If I should die, think only this of me:
That there's some corner of a foreign field
That is for ever England.
--Rupert Brooke "The Soldier"
--Rupert Brooke "The Soldier"
Retreat?? Retreat hell--we just got here!!
--American Marine, Bellau Wood (1918)
In 1914, most of the world went to war. For the first time. As usual, they thought it would be over by Christmas. As usual, they were wrong. Men and boys in almost all countries began training...
They were sent to quiet, out of the way places like Passchendaele...
Some actually survived. Some survivors looked like this...
Private Hugh McWhirter was the first Newfoundlander killed in the First World War...
Private Hugh McWhirter mounted no gallant attack. He uttered no brave last words. He had simply been standing, deafened by the screech and explosion of artillery--a terrified boy in an ill fitting uniform in a front line trench near the ridge of Karakol Dagh. Then, from out of nowhere, he had been blasted...by a Turkish shell.

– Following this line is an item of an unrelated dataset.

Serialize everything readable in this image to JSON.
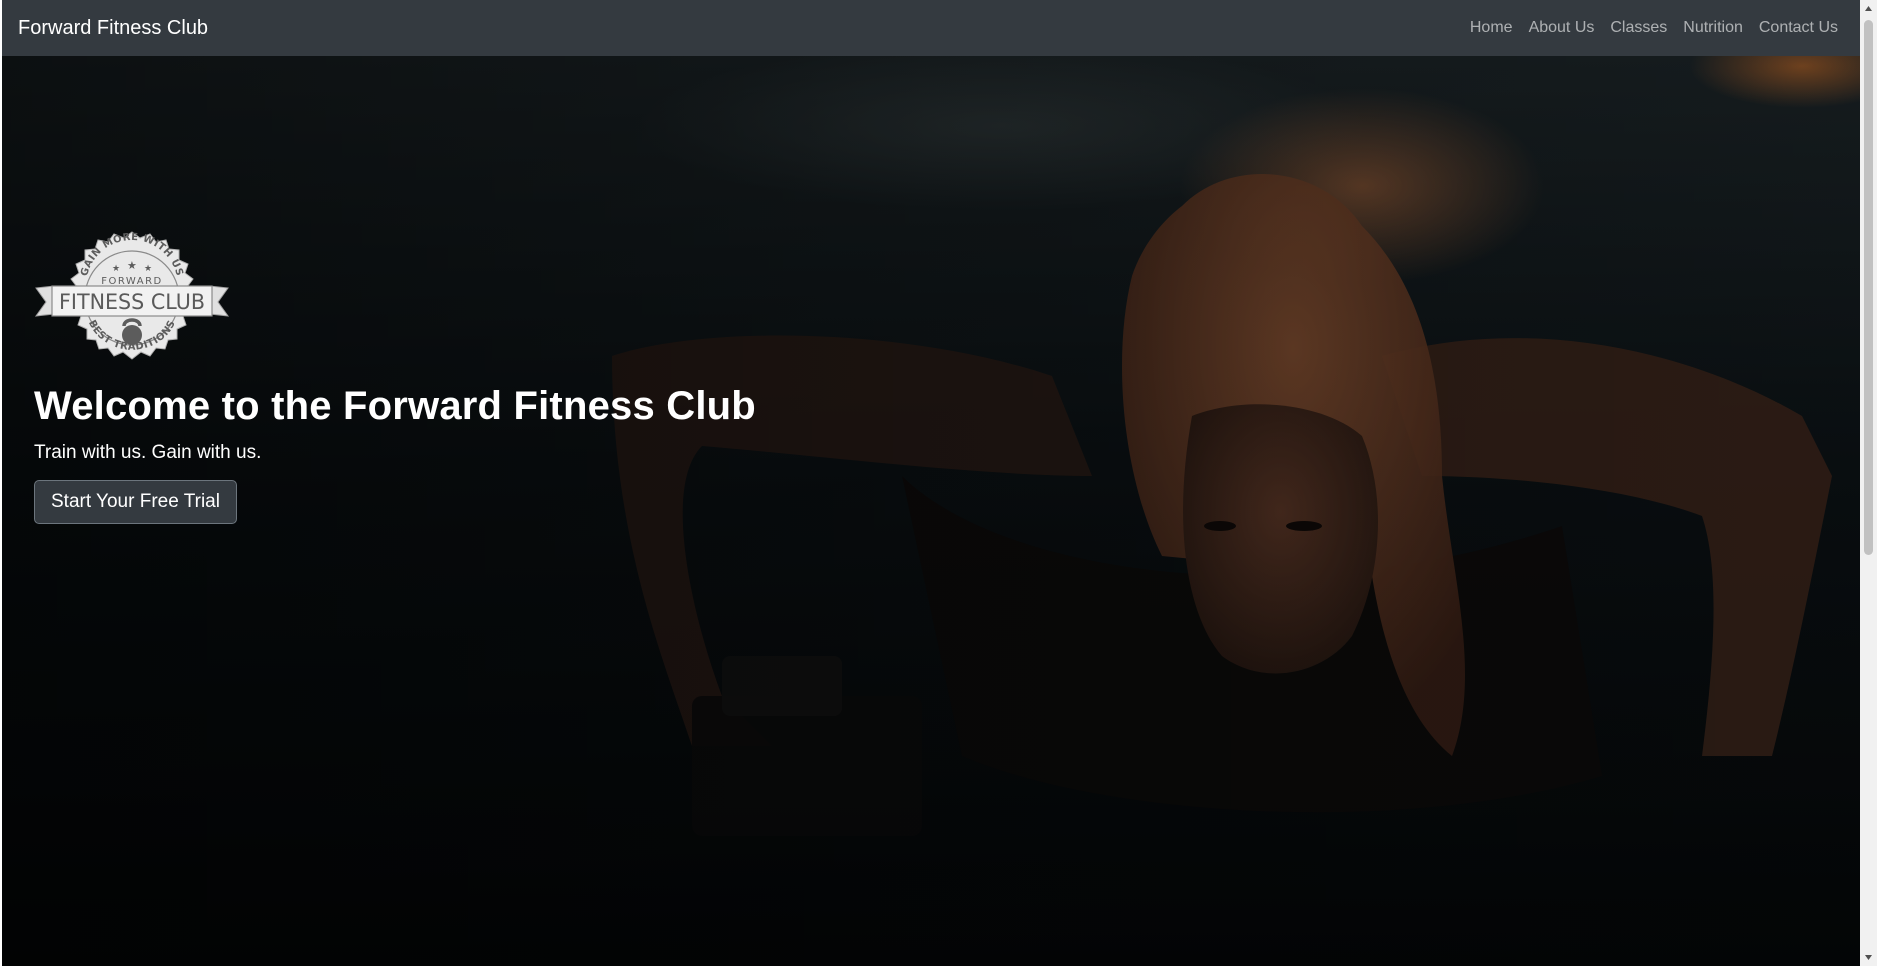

Suddenly he was gone, and those beside him in the shallow firing trench were stunned. Sprayed by bits...they knew just as suddenly what this war was going to be about.
--David Macfarlane, quoted in The First World War, A Complete History, by Martin Gilbert
His father's name was Hugh. His mother's name was Lottie. He was twenty-one.
In 1922, a group of World War veterans celebrated their day...
Except that it was "Armistice Day" then. You see, they thought there would not, could not, be another war. Nobody could have wanted another war after what they had been through. After what they had seen. Nobody, that is, except a newly mustered-out Austrian corporal named Adolph. He decided to get into politics. The "final armistice" lasted all of twenty-one years.
I have mentioned before on Armistice Day that almost nobody thinks of the First World War and its veterans any longer. Both have slipped beneath the tide of onrushing history. As is the natural way. The poem "In Flanders' Fields" is perhaps the most famous of all the great literary efforts of the First World War. When I was young, everyone wore poppies on their clothing on Veteran's Day. Even then, few knew that the poppies symbolized the red of the flowers in Flanders' Fields...
...and that the red of the poppies stood for all the life-lights that were extinguished there.
Do me a favor. If you can find a poppy today, put one on. If you can't, a little scrap of red paper will do. Think of all veterans and ponder what they gave for us, as is proper. But if you look just a bit, I'll bet your town has a monument of sorts or a public list of veterans of the First World War. If you can find your way there, read the names. There probably won't be many. They paved a portion of what unfortunately has been a very long road. One that stretches off into the future. Whether we remember them, or not.
P.S. This is a reworking of my most popular Armistice Day piece. I hope you enjoy it again. ML